• _Exercise instructions_: Read through the lines below for the string "高危场景一" and copy each one that has it.

Component data from apps and pages
__________
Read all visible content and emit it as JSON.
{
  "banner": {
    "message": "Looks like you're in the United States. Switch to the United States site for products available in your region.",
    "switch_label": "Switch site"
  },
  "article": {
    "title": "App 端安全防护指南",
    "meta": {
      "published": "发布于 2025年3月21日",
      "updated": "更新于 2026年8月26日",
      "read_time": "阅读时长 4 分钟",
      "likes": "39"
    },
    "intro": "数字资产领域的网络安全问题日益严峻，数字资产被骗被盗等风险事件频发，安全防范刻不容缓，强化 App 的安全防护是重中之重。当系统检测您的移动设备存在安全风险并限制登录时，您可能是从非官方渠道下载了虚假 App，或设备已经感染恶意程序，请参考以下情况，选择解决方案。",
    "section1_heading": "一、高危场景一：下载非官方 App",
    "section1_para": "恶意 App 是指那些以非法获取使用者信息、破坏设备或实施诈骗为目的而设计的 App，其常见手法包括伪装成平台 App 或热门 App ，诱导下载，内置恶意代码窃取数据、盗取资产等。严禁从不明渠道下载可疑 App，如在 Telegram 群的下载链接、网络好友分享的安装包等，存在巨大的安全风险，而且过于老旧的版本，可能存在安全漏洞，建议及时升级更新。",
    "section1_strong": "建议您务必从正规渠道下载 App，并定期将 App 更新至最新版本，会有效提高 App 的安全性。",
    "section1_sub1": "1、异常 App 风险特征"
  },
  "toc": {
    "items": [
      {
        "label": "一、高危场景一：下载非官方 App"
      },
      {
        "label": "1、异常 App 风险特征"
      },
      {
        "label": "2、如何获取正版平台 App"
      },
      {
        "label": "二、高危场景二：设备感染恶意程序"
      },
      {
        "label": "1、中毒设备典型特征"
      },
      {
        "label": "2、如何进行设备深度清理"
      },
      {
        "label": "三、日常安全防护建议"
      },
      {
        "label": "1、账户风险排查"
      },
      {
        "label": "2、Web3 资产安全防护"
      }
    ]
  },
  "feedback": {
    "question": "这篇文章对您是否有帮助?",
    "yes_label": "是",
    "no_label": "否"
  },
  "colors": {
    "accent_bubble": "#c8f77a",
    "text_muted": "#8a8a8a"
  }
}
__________
• _Worked solution_:
    "section1_heading": "一、高危场景一：下载非官方 App",
        "label": "一、高危场景一：下载非官方 App"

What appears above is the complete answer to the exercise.